## Task details
In the answer, each entry below appears exactly as given, and no picture appears at all.

## Given data
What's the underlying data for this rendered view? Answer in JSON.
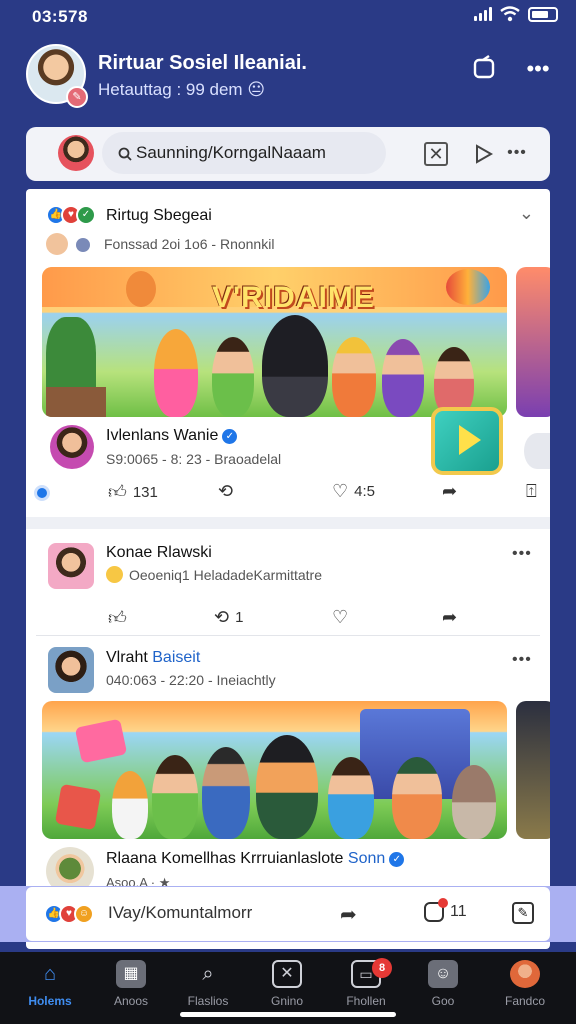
{
  "status_bar": {
    "time": "03:578"
  },
  "header": {
    "title": "Rirtuar Sosiel Ileaniai.",
    "subtitle": "Hetauttag : 99 dem",
    "subtitle_emoji": "😐"
  },
  "search": {
    "placeholder": "Saunning/KorngalNaaam"
  },
  "posts": [
    {
      "author": "Rirtug Sbegeai",
      "meta": "Fonssad 2oi 1o6 - Rnonnkil",
      "image_title": "V'RIDAIME",
      "sub_name": "Ivlenlans Wanie",
      "sub_meta": "S9:0065 - 8: 23 - Braoadelal",
      "actions": {
        "like_count": "131",
        "comment_count": "",
        "heart_count": "4:5"
      }
    },
    {
      "author": "Konae Rlawski",
      "meta": "Oeoeniq1 HeladadeKarmittatre",
      "actions": {
        "share_count": "1"
      }
    },
    {
      "author_prefix": "Vlraht ",
      "author_highlight": "Baiseit",
      "meta": "040:063 - 22:20 - Ineiachtly",
      "sub_name": "Rlaana Komellhas Krrruianlaslote",
      "sub_name_highlight": "Sonn",
      "sub_meta": "Asoo.A · ★"
    }
  ],
  "comment_bar": {
    "placeholder": "IVay/Komuntalmorr",
    "count": "11"
  },
  "bottom_nav": [
    {
      "label": "Holems",
      "icon": "home-icon",
      "active": true
    },
    {
      "label": "Anoos",
      "icon": "store-icon",
      "active": false
    },
    {
      "label": "Flaslios",
      "icon": "search-icon",
      "active": false
    },
    {
      "label": "Gnino",
      "icon": "compass-icon",
      "active": false
    },
    {
      "label": "Fhollen",
      "icon": "messages-icon",
      "active": false,
      "badge": "8"
    },
    {
      "label": "Goo",
      "icon": "gaming-icon",
      "active": false
    },
    {
      "label": "Fandco",
      "icon": "profile-icon",
      "active": false
    }
  ],
  "colors": {
    "background": "#2a3a86",
    "accent": "#3f8df0",
    "verified": "#1f76e8",
    "badge": "#e53935"
  }
}
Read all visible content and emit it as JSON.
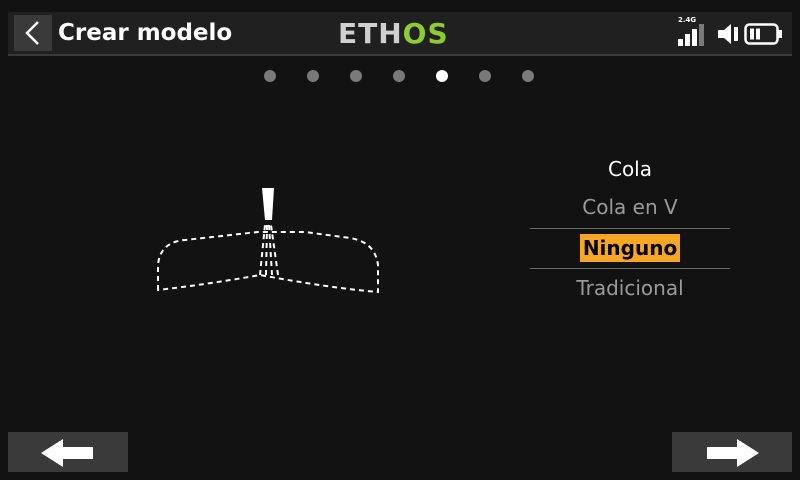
{
  "header": {
    "title": "Crear modelo",
    "logo_left": "ETH",
    "logo_right": "OS",
    "logo_colors": {
      "eth": "#d0d0d0",
      "os": "#8ecb2e"
    },
    "status": {
      "band": "2.4G",
      "icons": [
        "signal-bars-icon",
        "speaker-icon",
        "battery-icon"
      ]
    }
  },
  "pager": {
    "total": 7,
    "current": 5
  },
  "tail_selector": {
    "heading": "Cola",
    "options": [
      "Cola en V",
      "Ninguno",
      "Tradicional"
    ],
    "selected": "Ninguno"
  },
  "footer": {
    "back_icon": "arrow-left-icon",
    "next_icon": "arrow-right-icon"
  },
  "accent_color": "#f7a724"
}
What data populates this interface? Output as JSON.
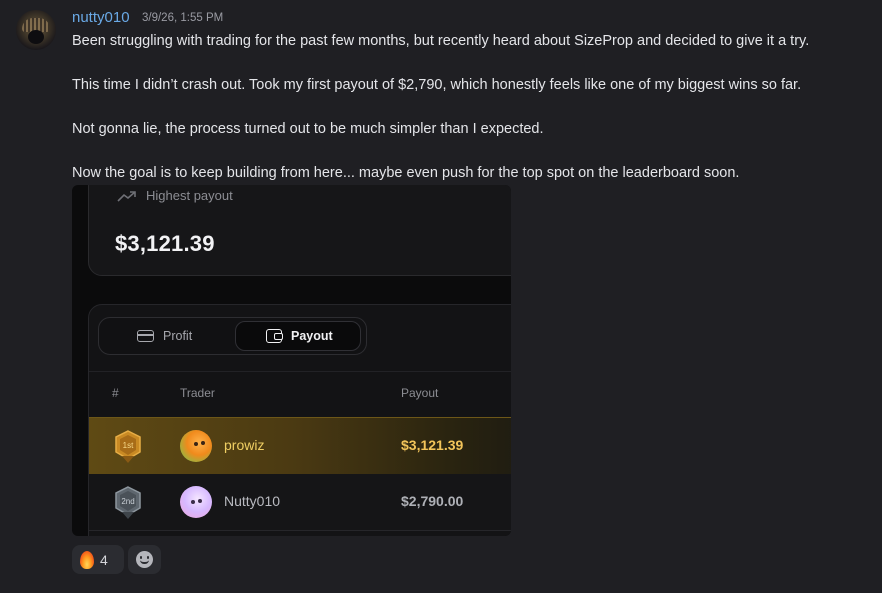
{
  "message": {
    "username": "nutty010",
    "timestamp": "3/9/26, 1:55 PM",
    "lines": [
      "Been struggling with trading for the past few months, but recently heard about SizeProp and decided to give it a try.",
      "This time I didn’t crash out. Took my first payout of $2,790, which honestly feels like one of my biggest wins so far.",
      "Not gonna lie, the process turned out to be much simpler than I expected.",
      "Now the goal is to keep building from here... maybe even push for the top spot on the leaderboard soon."
    ]
  },
  "embed": {
    "highest_payout_label": "Highest payout",
    "highest_payout_value": "$3,121.39",
    "tabs": {
      "profit": "Profit",
      "payout": "Payout",
      "active": "payout"
    },
    "table": {
      "headers": {
        "rank": "#",
        "trader": "Trader",
        "payout": "Payout"
      },
      "rows": [
        {
          "rank": "1st",
          "trader": "prowiz",
          "payout": "$3,121.39"
        },
        {
          "rank": "2nd",
          "trader": "Nutty010",
          "payout": "$2,790.00"
        }
      ]
    }
  },
  "reactions": [
    {
      "icon": "fire-icon",
      "count": "4"
    },
    {
      "icon": "add-reaction-icon"
    }
  ],
  "colors": {
    "username": "#6aa9e6",
    "gold": "#f2c45a",
    "silver": "#aeb0b6",
    "background": "#1f1f23"
  }
}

## Result of this task
What's the underlying data for this rendered view? Answer in JSON.
{
  "status_bar": {
    "time": "03:578"
  },
  "header": {
    "title": "Rirtuar Sosiel Ileaniai.",
    "subtitle": "Hetauttag : 99 dem",
    "subtitle_emoji": "😐"
  },
  "search": {
    "placeholder": "Saunning/KorngalNaaam"
  },
  "posts": [
    {
      "author": "Rirtug Sbegeai",
      "meta": "Fonssad 2oi 1o6 - Rnonnkil",
      "image_title": "V'RIDAIME",
      "sub_name": "Ivlenlans Wanie",
      "sub_meta": "S9:0065 - 8: 23 - Braoadelal",
      "actions": {
        "like_count": "131",
        "comment_count": "",
        "heart_count": "4:5"
      }
    },
    {
      "author": "Konae Rlawski",
      "meta": "Oeoeniq1 HeladadeKarmittatre",
      "actions": {
        "share_count": "1"
      }
    },
    {
      "author_prefix": "Vlraht ",
      "author_highlight": "Baiseit",
      "meta": "040:063 - 22:20 - Ineiachtly",
      "sub_name": "Rlaana Komellhas Krrruianlaslote",
      "sub_name_highlight": "Sonn",
      "sub_meta": "Asoo.A · ★"
    }
  ],
  "comment_bar": {
    "placeholder": "IVay/Komuntalmorr",
    "count": "11"
  },
  "bottom_nav": [
    {
      "label": "Holems",
      "icon": "home-icon",
      "active": true
    },
    {
      "label": "Anoos",
      "icon": "store-icon",
      "active": false
    },
    {
      "label": "Flaslios",
      "icon": "search-icon",
      "active": false
    },
    {
      "label": "Gnino",
      "icon": "compass-icon",
      "active": false
    },
    {
      "label": "Fhollen",
      "icon": "messages-icon",
      "active": false,
      "badge": "8"
    },
    {
      "label": "Goo",
      "icon": "gaming-icon",
      "active": false
    },
    {
      "label": "Fandco",
      "icon": "profile-icon",
      "active": false
    }
  ],
  "colors": {
    "background": "#2a3a86",
    "accent": "#3f8df0",
    "verified": "#1f76e8",
    "badge": "#e53935"
  }
}
Read all visible content and emit it as JSON.
{
  "header": {
    "title": "Crear modelo",
    "logo_left": "ETH",
    "logo_right": "OS",
    "logo_colors": {
      "eth": "#d0d0d0",
      "os": "#8ecb2e"
    },
    "status": {
      "band": "2.4G",
      "icons": [
        "signal-bars-icon",
        "speaker-icon",
        "battery-icon"
      ]
    }
  },
  "pager": {
    "total": 7,
    "current": 5
  },
  "tail_selector": {
    "heading": "Cola",
    "options": [
      "Cola en V",
      "Ninguno",
      "Tradicional"
    ],
    "selected": "Ninguno"
  },
  "footer": {
    "back_icon": "arrow-left-icon",
    "next_icon": "arrow-right-icon"
  },
  "accent_color": "#f7a724"
}
What data populates this interface? Output as JSON.
{
  "message": {
    "username": "nutty010",
    "timestamp": "3/9/26, 1:55 PM",
    "lines": [
      "Been struggling with trading for the past few months, but recently heard about SizeProp and decided to give it a try.",
      "This time I didn’t crash out. Took my first payout of $2,790, which honestly feels like one of my biggest wins so far.",
      "Not gonna lie, the process turned out to be much simpler than I expected.",
      "Now the goal is to keep building from here... maybe even push for the top spot on the leaderboard soon."
    ]
  },
  "embed": {
    "highest_payout_label": "Highest payout",
    "highest_payout_value": "$3,121.39",
    "tabs": {
      "profit": "Profit",
      "payout": "Payout",
      "active": "payout"
    },
    "table": {
      "headers": {
        "rank": "#",
        "trader": "Trader",
        "payout": "Payout"
      },
      "rows": [
        {
          "rank": "1st",
          "trader": "prowiz",
          "payout": "$3,121.39"
        },
        {
          "rank": "2nd",
          "trader": "Nutty010",
          "payout": "$2,790.00"
        }
      ]
    }
  },
  "reactions": [
    {
      "icon": "fire-icon",
      "count": "4"
    },
    {
      "icon": "add-reaction-icon"
    }
  ],
  "colors": {
    "username": "#6aa9e6",
    "gold": "#f2c45a",
    "silver": "#aeb0b6",
    "background": "#1f1f23"
  }
}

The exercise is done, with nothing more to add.